Marysville firefighters save boy who fell 20 feet into well

The 12-year-old child held himself up by grabbing on to a plastic pipe while firefighters worked to save him.

Highway 9 is set to be closed in both directions for a week as construction crews build a roundabout at the intersection with Vernon Road. (Washington State Department of Transportation)
Weeklong closure coming to Highway 9 section in Lake Stevens

Travelers should expect delays or find another way from Friday to Thursday between Highway 204 and Lundeen Parkway.

Students arriving off the bus get in line to score some waffles during a free pancake and waffle breakfast at Lowell Elementary School on Friday, May 26, 2023, in Everett, Washington. (Ryan Berry / The Herald)
800 free pancakes at Everett’s Lowell Elementary feed the masses

The annual breakfast was started to connect the community and the school, as well as to get people to interact.

Marysville Mayor Jon Nehring speaks at the groundbreaking event for the I-5/SR 529 Interchange project on Tuesday, May 23, 2023 in Marysville, Washington. (Olivia Vanni / The Herald)
$123M project starting on Highway 529 interchange, I-5 HOV lane

A reader wondered why the highway had a lane closure despite not seeing work done. Crews were waiting on the weather.

Justin Bell was convicted earlier this month of first-degree assault for a December 2017 shooting outside a Value Village in Everett. (Caleb Hutton / Herald file)
Court: Snohomish County jurors’ opaque masks didn’t taint verdict

During the pandemic, Justin Bell, 32, went on trial for a shooting.

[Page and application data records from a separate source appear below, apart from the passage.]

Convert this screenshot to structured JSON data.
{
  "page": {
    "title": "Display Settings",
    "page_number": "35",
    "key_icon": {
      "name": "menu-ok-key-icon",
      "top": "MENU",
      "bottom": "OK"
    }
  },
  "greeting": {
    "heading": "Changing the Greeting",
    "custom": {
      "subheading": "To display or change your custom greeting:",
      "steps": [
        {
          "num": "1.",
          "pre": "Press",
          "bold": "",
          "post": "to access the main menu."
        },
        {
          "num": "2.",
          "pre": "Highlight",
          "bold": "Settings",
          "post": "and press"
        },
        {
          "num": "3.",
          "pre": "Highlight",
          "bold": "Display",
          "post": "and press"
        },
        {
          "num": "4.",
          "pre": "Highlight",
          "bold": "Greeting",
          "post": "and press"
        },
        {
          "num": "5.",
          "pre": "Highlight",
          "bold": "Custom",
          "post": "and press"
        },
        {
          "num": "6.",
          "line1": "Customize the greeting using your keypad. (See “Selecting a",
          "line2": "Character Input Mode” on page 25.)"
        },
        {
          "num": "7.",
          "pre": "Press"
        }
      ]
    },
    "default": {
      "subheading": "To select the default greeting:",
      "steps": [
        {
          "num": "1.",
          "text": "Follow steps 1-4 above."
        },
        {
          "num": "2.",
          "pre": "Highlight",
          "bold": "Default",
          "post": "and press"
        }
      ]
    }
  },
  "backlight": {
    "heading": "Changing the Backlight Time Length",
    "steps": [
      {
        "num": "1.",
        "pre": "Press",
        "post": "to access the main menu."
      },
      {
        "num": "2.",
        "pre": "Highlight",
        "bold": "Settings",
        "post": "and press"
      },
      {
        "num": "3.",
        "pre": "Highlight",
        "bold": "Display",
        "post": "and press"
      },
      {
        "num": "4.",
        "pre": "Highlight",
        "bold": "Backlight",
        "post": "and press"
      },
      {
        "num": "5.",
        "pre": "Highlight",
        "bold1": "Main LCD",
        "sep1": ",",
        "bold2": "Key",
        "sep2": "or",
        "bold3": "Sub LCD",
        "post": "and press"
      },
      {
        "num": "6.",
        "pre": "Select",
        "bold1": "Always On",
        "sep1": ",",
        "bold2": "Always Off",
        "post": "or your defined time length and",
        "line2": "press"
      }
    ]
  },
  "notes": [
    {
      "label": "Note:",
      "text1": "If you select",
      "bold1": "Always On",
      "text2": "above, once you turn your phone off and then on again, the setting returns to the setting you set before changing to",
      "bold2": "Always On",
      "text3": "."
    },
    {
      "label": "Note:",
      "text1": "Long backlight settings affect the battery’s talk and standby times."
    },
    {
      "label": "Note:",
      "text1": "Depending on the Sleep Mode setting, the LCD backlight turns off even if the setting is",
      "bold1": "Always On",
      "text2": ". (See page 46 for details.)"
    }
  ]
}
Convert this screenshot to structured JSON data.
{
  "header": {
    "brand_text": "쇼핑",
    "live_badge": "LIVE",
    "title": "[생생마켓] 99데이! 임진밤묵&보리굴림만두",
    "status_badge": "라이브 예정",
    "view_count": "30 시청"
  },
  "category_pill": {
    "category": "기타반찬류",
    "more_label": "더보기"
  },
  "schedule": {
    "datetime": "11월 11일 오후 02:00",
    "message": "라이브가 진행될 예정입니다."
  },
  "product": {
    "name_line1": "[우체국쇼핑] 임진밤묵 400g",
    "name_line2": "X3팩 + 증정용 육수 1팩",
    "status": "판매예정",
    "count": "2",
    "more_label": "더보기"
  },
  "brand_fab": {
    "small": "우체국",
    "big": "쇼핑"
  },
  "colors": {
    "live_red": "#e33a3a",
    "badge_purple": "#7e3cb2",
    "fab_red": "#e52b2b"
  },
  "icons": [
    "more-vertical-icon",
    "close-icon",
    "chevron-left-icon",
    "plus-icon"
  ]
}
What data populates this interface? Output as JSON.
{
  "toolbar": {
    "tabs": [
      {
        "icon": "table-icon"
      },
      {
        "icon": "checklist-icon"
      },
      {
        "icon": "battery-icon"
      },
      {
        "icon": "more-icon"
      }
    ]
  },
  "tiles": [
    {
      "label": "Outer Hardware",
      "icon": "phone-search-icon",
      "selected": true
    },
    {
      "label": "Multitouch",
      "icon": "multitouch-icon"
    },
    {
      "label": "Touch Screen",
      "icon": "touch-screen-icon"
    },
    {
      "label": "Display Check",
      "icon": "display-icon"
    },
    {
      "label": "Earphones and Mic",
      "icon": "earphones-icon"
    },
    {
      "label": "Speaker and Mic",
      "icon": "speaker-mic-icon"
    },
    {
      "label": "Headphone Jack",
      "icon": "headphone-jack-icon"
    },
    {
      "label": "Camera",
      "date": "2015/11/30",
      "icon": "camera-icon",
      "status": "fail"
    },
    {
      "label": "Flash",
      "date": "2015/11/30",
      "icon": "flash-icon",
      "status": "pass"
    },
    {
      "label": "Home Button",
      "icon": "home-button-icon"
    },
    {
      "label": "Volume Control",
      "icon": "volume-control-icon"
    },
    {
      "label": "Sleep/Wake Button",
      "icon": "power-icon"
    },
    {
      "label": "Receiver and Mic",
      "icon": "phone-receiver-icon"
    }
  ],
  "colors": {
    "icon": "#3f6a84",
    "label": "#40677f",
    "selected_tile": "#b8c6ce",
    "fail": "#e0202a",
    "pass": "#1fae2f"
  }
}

Bell claims his right to an impartial jury was violated.

Gary Fontes uprights a tree that fell over in front of The Fontes Manor — a miniature handmade bed and breakfast — on Friday, May 12, 2023, at his home near Silver Lake in Everett, Washington. (Ryan Berry / The Herald)
Everett’s mini-Frank Lloyd Wright builds neighborhood of extra tiny homes

A tiny lighthouse, a spooky mansion and more: Gary Fontes’ miniature world of architectural wonders is one-twelfth the size of real life.

Will Steffener
Inslee appoints Steffener as Superior Court judge

Attorney Will Steffener will replace Snohomish County Superior Court Judge Janice Ellis, who is retiring in June.

News logo for use with stories about Mill Creek in Snohomish County, WA.
Police: Mill Creek man fatally stabbed wife amid financial woes

After quitting his job at Amazon, the man amassed about $50,000 in debt, triggering a discussion about finances, he told police.

Outside of the current Evergreen Recovery Centers' housing to treat opioid-dependent moms with their kids on Thursday, May 25, 2023 in Everett, Washington. (Olivia Vanni / The Herald)
$8M in behavioral health grants to benefit children, youth, families

Snohomish County awarded one-time federal funding to five projects that will reach at least 440 new people each year.

Most Read